_The task_
From the entries that follow, gather each line holding the word "Racing".

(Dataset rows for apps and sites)
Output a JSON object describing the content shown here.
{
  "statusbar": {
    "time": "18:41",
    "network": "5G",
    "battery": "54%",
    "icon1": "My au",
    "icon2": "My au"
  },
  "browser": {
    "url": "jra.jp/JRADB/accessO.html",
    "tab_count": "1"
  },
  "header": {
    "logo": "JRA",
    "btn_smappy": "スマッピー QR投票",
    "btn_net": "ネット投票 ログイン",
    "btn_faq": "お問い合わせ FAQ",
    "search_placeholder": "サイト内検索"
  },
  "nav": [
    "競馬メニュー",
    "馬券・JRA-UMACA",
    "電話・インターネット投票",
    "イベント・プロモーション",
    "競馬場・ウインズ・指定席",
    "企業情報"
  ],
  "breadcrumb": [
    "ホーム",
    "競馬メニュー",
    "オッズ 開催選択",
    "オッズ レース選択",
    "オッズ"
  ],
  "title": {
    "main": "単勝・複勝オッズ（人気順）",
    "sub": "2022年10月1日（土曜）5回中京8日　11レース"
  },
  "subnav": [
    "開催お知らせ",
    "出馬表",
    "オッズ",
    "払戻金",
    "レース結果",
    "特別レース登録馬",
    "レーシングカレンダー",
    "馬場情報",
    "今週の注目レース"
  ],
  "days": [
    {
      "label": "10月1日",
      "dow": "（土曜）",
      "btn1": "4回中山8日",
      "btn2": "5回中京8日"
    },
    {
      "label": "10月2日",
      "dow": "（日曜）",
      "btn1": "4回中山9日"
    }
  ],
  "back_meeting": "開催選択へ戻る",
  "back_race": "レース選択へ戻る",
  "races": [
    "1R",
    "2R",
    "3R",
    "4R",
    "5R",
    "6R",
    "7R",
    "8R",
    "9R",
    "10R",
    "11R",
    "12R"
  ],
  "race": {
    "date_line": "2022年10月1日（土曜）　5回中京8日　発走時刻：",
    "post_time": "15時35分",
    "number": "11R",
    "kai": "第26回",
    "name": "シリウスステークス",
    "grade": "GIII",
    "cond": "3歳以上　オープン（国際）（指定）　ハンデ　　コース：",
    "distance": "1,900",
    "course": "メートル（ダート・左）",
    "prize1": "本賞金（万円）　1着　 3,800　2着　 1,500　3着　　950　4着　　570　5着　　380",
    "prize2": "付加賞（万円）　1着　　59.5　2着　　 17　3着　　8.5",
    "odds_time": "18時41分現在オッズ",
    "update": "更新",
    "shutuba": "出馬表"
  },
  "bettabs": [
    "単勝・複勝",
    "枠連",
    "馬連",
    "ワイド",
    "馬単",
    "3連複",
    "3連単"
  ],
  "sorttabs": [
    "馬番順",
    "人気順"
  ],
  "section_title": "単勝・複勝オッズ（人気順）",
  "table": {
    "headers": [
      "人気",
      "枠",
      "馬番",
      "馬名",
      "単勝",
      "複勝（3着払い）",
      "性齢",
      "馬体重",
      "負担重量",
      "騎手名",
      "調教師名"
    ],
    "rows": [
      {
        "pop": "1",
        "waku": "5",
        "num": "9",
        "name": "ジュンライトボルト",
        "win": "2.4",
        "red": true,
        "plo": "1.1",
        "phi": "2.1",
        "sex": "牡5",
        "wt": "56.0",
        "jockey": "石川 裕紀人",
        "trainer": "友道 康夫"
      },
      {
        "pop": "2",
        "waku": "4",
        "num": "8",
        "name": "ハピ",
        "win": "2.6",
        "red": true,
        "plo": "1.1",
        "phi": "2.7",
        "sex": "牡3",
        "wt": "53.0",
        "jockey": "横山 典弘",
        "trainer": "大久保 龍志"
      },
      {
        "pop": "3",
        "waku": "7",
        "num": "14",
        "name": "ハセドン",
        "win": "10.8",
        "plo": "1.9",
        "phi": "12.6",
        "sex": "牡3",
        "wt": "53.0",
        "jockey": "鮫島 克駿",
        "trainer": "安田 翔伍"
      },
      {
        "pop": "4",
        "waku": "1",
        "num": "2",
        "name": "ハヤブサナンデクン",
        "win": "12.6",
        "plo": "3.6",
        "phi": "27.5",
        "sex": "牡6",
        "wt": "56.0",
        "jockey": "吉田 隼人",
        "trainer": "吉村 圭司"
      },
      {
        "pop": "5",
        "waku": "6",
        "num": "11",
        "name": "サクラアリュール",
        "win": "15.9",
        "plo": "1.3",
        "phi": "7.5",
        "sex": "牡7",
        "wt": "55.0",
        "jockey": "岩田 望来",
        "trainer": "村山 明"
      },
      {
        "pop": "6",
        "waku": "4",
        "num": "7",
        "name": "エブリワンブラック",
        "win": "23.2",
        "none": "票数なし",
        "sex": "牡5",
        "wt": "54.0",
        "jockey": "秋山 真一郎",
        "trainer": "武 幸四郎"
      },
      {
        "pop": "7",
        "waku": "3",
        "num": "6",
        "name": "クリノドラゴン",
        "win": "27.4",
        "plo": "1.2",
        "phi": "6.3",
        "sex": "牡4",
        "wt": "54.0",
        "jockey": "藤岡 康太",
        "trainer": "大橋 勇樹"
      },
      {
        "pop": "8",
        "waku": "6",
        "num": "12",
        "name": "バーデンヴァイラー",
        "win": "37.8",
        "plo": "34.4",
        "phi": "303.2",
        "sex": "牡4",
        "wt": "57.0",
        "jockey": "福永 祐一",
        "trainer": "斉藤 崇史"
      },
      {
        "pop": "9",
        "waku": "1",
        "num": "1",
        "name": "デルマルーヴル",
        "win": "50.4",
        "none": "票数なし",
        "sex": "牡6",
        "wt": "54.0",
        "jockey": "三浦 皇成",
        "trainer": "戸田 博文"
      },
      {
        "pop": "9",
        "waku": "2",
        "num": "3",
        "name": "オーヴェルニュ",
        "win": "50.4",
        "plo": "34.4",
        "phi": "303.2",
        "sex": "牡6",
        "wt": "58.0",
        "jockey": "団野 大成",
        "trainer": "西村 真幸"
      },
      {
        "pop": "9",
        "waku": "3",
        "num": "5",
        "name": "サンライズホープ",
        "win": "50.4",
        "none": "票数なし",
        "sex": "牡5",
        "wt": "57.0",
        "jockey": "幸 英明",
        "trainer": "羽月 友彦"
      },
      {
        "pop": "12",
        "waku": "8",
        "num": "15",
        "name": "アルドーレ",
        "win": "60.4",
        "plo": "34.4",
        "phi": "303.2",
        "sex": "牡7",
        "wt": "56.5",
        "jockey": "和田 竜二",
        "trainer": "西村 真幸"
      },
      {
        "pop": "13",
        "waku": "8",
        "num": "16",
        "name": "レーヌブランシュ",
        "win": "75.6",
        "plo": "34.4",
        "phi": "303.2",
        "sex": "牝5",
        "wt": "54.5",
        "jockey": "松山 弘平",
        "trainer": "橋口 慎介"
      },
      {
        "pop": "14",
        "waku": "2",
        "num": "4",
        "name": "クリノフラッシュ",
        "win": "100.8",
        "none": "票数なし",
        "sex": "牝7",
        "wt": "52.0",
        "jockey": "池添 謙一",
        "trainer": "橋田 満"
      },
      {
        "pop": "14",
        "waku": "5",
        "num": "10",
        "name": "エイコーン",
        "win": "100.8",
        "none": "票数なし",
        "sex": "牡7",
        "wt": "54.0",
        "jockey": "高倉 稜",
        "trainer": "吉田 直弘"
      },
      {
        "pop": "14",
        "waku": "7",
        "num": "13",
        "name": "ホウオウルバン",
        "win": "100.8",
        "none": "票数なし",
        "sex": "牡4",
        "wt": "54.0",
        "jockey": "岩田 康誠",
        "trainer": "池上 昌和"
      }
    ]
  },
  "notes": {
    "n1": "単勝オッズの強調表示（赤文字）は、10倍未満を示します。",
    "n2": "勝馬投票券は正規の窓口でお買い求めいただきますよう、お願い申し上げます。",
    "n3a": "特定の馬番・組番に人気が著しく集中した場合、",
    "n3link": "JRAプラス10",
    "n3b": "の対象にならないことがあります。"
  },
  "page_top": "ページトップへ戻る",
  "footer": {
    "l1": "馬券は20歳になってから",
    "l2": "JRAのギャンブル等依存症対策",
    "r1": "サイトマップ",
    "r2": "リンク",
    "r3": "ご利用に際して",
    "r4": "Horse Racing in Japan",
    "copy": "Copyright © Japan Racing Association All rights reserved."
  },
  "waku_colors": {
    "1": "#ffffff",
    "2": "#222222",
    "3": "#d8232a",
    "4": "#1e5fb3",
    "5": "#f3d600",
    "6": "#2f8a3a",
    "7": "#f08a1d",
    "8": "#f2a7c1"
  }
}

_Answer to the problem_
    "r4": "Horse Racing in Japan",
    "copy": "Copyright © Japan Racing Association All rights reserved."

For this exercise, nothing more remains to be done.